The desert actually takes its name from Spanish colonists, who called it El Desierto Pintado, in tribute to the striking colors that can be seen throughout it, ranging from vibrant reds to shades of lavender. The unique coloring is created by layers of rock, containing deposits of clay and sandstone, which form after millions of years of natural activity, including volcanic eruptions, earthquakes, floods and the baking sun.
Much of the desert is also part of another must-see attraction on your Route 66 road trip – the Petrified Forest National Park.
The Petrified Forest
This stunning area of keen archeological interest is named after the vast quantities of fossilized wood found there.
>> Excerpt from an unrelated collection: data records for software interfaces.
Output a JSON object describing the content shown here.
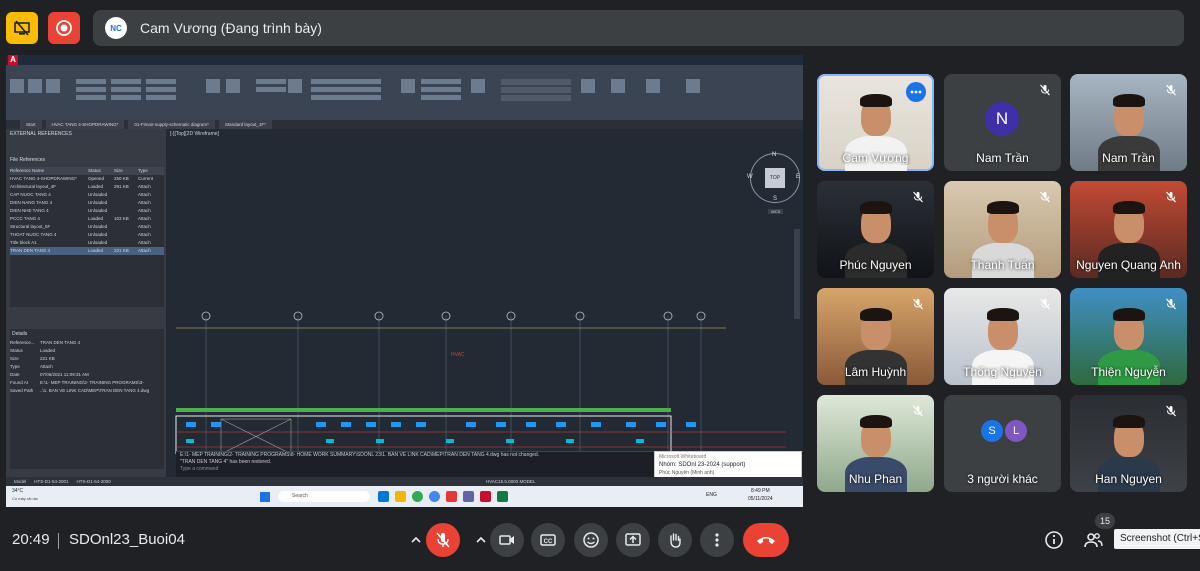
{
  "presenter_banner": {
    "name": "Cam Vương (Đang trình bày)",
    "avatar_text": "NC"
  },
  "shared_screen": {
    "ribbon_tabs": [
      "Home",
      "Insert",
      "Annotate",
      "Parametric",
      "View",
      "Manage",
      "Output",
      "Add-ins",
      "Collaborate",
      "Express Tools",
      "Featured Apps",
      "MEP",
      "DUCT",
      "UTILITY",
      "XREF SYMBOL",
      "VALVE",
      "Xem"
    ],
    "file_tabs": [
      "Start",
      "HVAC TANG 4-SHOPDRAWING*",
      "01-Fimair-supply-schematic diagram*",
      "Standard layout_1F*"
    ],
    "xref_title": "EXTERNAL REFERENCES",
    "file_refs_label": "File References",
    "xref_columns": [
      "Reference Name",
      "Status",
      "Size",
      "Type"
    ],
    "xref_rows": [
      [
        "HVAC TANG 4-SHOPDRAWING*",
        "Opened",
        "250 KB",
        "Current"
      ],
      [
        "Architectural layout_4F",
        "Loaded",
        "291 KB",
        "Attach"
      ],
      [
        "CAP NUOC TANG 4",
        "Unloaded",
        "",
        "Attach"
      ],
      [
        "DIEN NANG TANG 4",
        "Unloaded",
        "",
        "Attach"
      ],
      [
        "DIEN NHE TANG 4",
        "Unloaded",
        "",
        "Attach"
      ],
      [
        "PCCC TANG 4",
        "Loaded",
        "103 KB",
        "Attach"
      ],
      [
        "Structural layout_5F",
        "Unloaded",
        "",
        "Attach"
      ],
      [
        "THOAT NUOC TANG 4",
        "Unloaded",
        "",
        "Attach"
      ],
      [
        "Title block A1",
        "Unloaded",
        "",
        "Attach"
      ],
      [
        "TRAN DEN TANG 4",
        "Loaded",
        "221 KB",
        "Attach"
      ]
    ],
    "details_title": "Details",
    "details_rows": [
      [
        "Reference...",
        "TRAN DEN TANG 4"
      ],
      [
        "Status",
        "Loaded"
      ],
      [
        "Size",
        "221 KB"
      ],
      [
        "Type",
        "Attach"
      ],
      [
        "Date",
        "07/06/2021 11:09:31 AM"
      ],
      [
        "Found At",
        "E:\\1- MEP TRAINING\\2- TRAINING PROGRAMS\\3-"
      ],
      [
        "Saved Path",
        "..\\1. BAN VE LINK CAD\\MEP\\TRAN DEN TANG 4.dwg"
      ]
    ],
    "viewcube": {
      "top": "TOP",
      "n": "N",
      "s": "S",
      "e": "E",
      "w": "W",
      "wcs": "WCS"
    },
    "viewport_label": "[-][Top][2D Wireframe]",
    "command_lines": [
      "E:\\1- MEP TRAINING\\2- TRAINING PROGRAMS\\8- HOME WORK SUMMARY\\SDONL 23\\1. BAN VE LINK CAD\\MEP\\TRAN DEN TANG 4.dwg has not changed.",
      "\"TRAN DEN TANG 4\" has been restored."
    ],
    "command_placeholder": "Type a command",
    "layout_tabs": [
      "Model",
      "HTS-D1-54-2001",
      "HTS-D1-54-2000"
    ],
    "status_scale": "HVAC15.5.0000 MODEL",
    "taskbar": {
      "search": "Search",
      "weather_temp": "34°C",
      "weather_text": "Có mây rải rác",
      "lang": "ENG",
      "time": "8:49 PM",
      "date": "05/11/2024"
    },
    "notification": {
      "title": "Microsoft Whiteboard",
      "message": "Nhóm: SDOnl 23-2024 (support)",
      "sender": "Phúc Nguyên (Minh anh)"
    }
  },
  "participants": [
    {
      "name": "Cam Vương",
      "type": "video",
      "muted": false,
      "active": true
    },
    {
      "name": "Nam Trần",
      "type": "letter",
      "letter": "N",
      "muted": true
    },
    {
      "name": "Nam Trần",
      "type": "video",
      "muted": true
    },
    {
      "name": "Phúc Nguyen",
      "type": "video",
      "muted": true
    },
    {
      "name": "Thanh Tuấn",
      "type": "video",
      "muted": true
    },
    {
      "name": "Nguyen Quang Anh",
      "type": "video",
      "muted": true
    },
    {
      "name": "Lâm Huỳnh",
      "type": "video",
      "muted": true
    },
    {
      "name": "Thống Nguyễn",
      "type": "video",
      "muted": true
    },
    {
      "name": "Thiện Nguyễn",
      "type": "video",
      "muted": true
    },
    {
      "name": "Nhu Phan",
      "type": "video",
      "muted": true
    },
    {
      "name": "3 người khác",
      "type": "others",
      "avatars": [
        "S",
        "L"
      ]
    },
    {
      "name": "Han Nguyen",
      "type": "video",
      "muted": true
    }
  ],
  "bottom_bar": {
    "time": "20:49",
    "meeting_name": "SDOnl23_Buoi04",
    "participant_count": "15",
    "tooltip": "Screenshot (Ctrl+Shift+S)"
  },
  "colors": {
    "background": "#202124",
    "tile": "#3c4043",
    "end_call": "#ea4335",
    "mic_off": "#ea4335",
    "active_border": "#8ab4f8",
    "avatar_letter": "#3f2fa8"
  }
}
The area abounds with fossils, including those of many fallen trees that lived millions of years ago. Today, the park boasts more than 600 archeological sites, including fascinating rock art created by indigenous peoples.
Route 66 passes directly past the entrance to the Petrified Forest National Park, which is open year-round, and accessible for an entrance fee. You can drive the 28 miles (45 kilometers) from one end of the park to the other in around an hour, with most of the petrified wood found in its southern region. The northern area contains the Painted Desert as well as additional archeological sites of interest, and many walking trails to be explored.
The forest is also preserved in US cultural history, providing the shooting location for the acclaimed 1936 movie The Petrified Forest, starring Humphrey Bogart and Bette Davis.
Grand Canyon National Park
While technically not directly on Route 66, the highway passes close enough to Grand Canyon National Park to easily make a small detour to experience this geological marvel. At 277 miles (455 kilometers) long, more than a mile (1.6 kilometers) deep, and 18 miles (29 kilometers) across at its widest point, the Grand Canyon is widely recognized as one of the seven natural wonders of the world.
The popular South Rim of the canyon is closest to US Route 66, and offers many incredible viewing points. It’s worth paying the entrance fee per car to enter the park and stop to take in this iconic natural phenomenon.